Tue, June 9, 1:15 to 2:30pm, Asilomar Conference Grounds, Oak Shelter

Short Description

This presentation will share the results of a mixed methods study examining mentoring and the career paths of female presidents and provosts in higher education in the U.S. Mid-Atlantic region. While mentors assisted these women with their career path, having similar goals and serving as role models to mentees increased effectiveness.

Detailed Abstract
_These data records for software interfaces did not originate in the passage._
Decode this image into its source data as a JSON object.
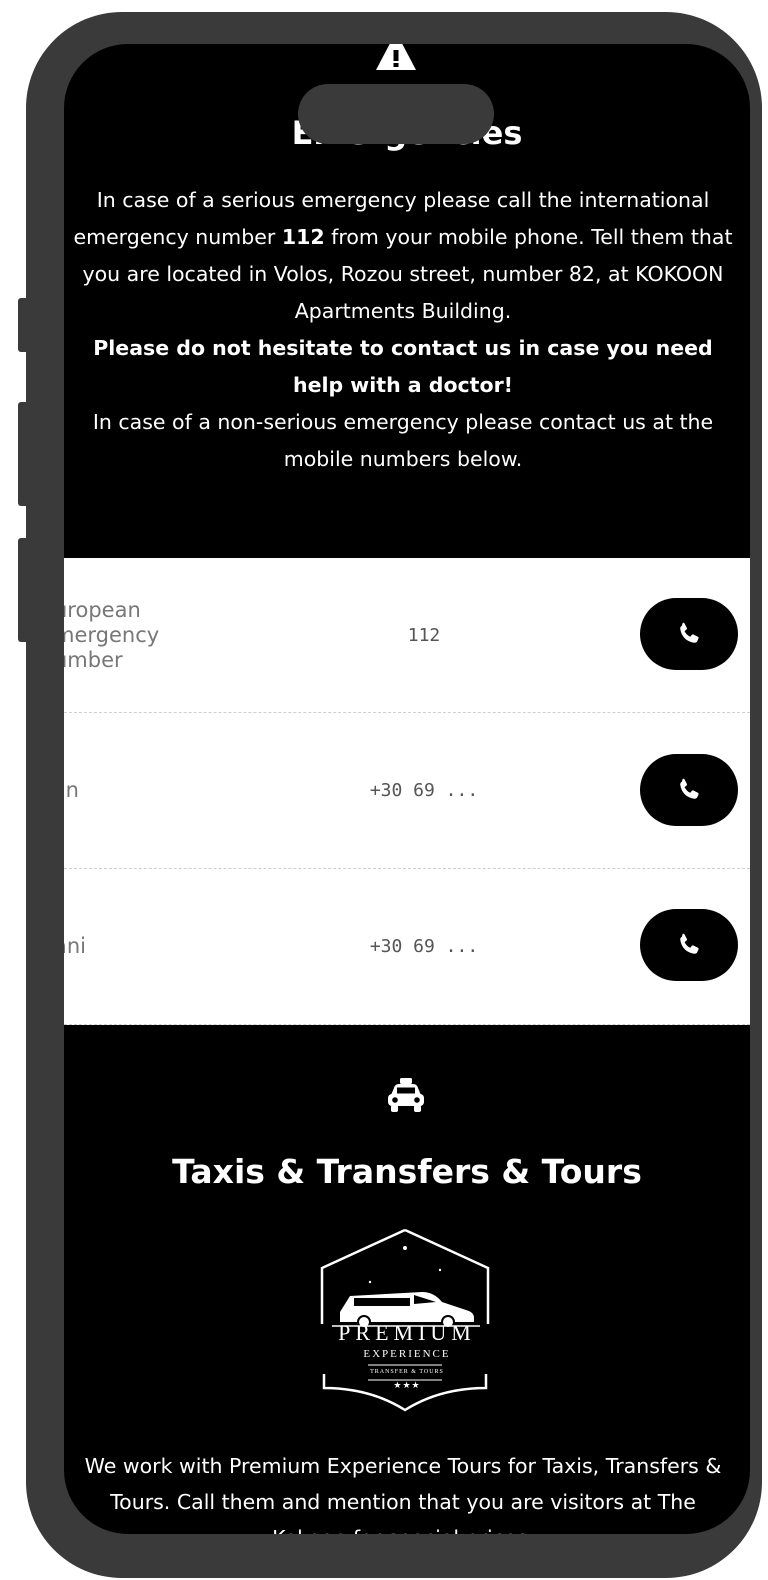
{
  "emergencies": {
    "icon": "warning-icon",
    "title": "Emergencies",
    "p1_before": "In case of a serious emergency please call the international emergency number ",
    "p1_number": "112",
    "p1_after": " from your mobile phone. Tell them that you are located in Volos, Rozou street, number 82, at KOKOON Apartments Building.",
    "p2_bold": "Please do not hesitate to contact us in case you need help with a doctor!",
    "p3": "In case of a non-serious emergency please contact us at the mobile numbers below."
  },
  "contacts": [
    {
      "name": "uropean\nmergency\number",
      "number": "112",
      "call_icon": "phone-icon"
    },
    {
      "name": "lin",
      "number": "+30 69 ...",
      "call_icon": "phone-icon"
    },
    {
      "name": "ani",
      "number": "+30 69 ...",
      "call_icon": "phone-icon"
    }
  ],
  "taxis": {
    "icon": "car-icon",
    "title": "Taxis & Transfers & Tours",
    "logo": {
      "line1": "PREMIUM",
      "line2": "EXPERIENCE",
      "line3": "TRANSFER & TOURS",
      "stars": "★★★"
    },
    "text": "We work with Premium Experience Tours for Taxis, Transfers & Tours. Call them and mention that you are visitors at The Kokoon for special prices."
  },
  "colors": {
    "background": "#000000",
    "frame": "#3a3a3a",
    "rows": "#ffffff"
  }
}
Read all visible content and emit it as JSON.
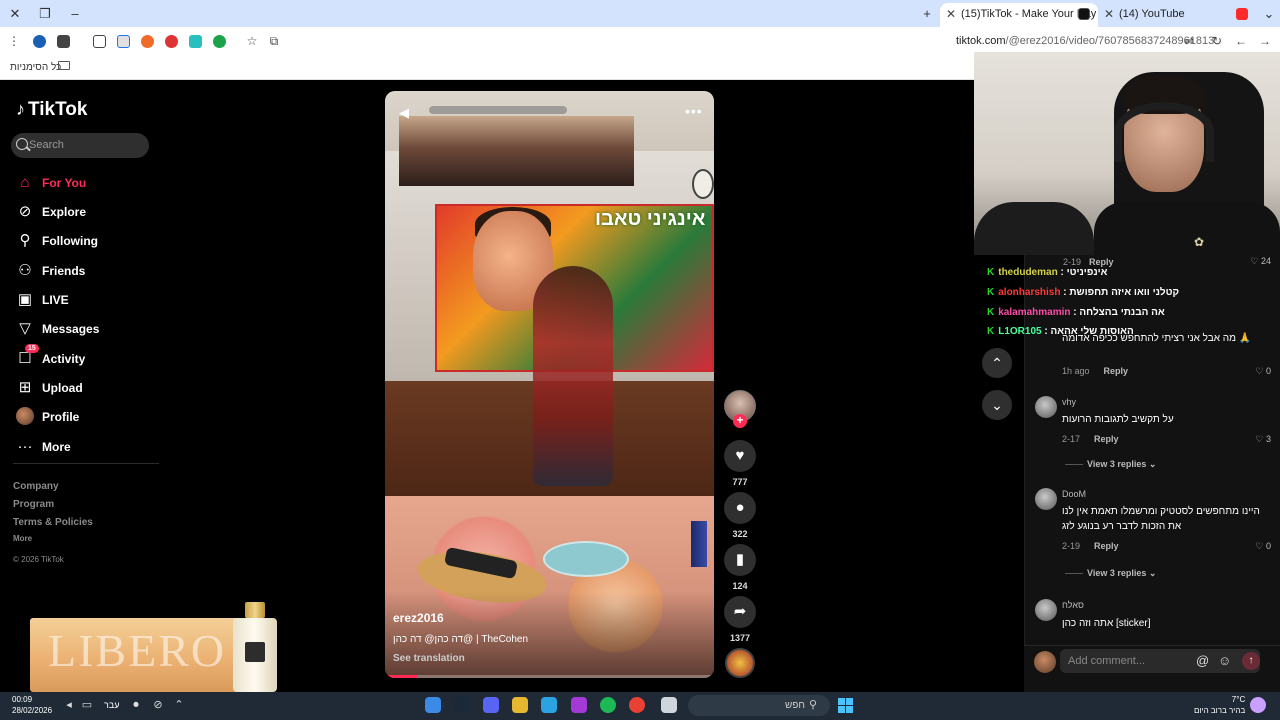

Women’s leadership was studied for the past three decades. In the beginning the experience was reviewed with a focus on comparing the leadership of males and females. Early researchers felt that women lacked the skills necessary to become effective leaders. Research studies shifted the focus to attributes of leadership and styles of leadership. It was found that women often favored a more transformational leadership style. Modern researchers tended to view women as superior to men. The gap in the literature between women lacking leadership skills to women being superior to men presented the need for more research in women’s leadership, the obstacles women encountered in their career journeys, and how to be proactive in assisting the next generation of women leaders. Women advanced to leadership positions in recent years, but still did not occupy elite leadership posts with strong representation. This mixed methods study examined mentoring and the career paths of female, elite leaders in higher education. Current college and university presidents and provosts were surveyed about their mentoring experience and interviewed about their career paths. The study found that women leaders related that mentors assisted them with their career path and mentors with similar goals and who served as role models increased the effectiveness of mentoring. The women stated that they did not consider gender to be a barrier in leadership rise. They felt that diversity was increasing at the time they were advancing in their careers. The study found that self-confidence, good communication skills, and motivating followers were important skills for today’s leaders.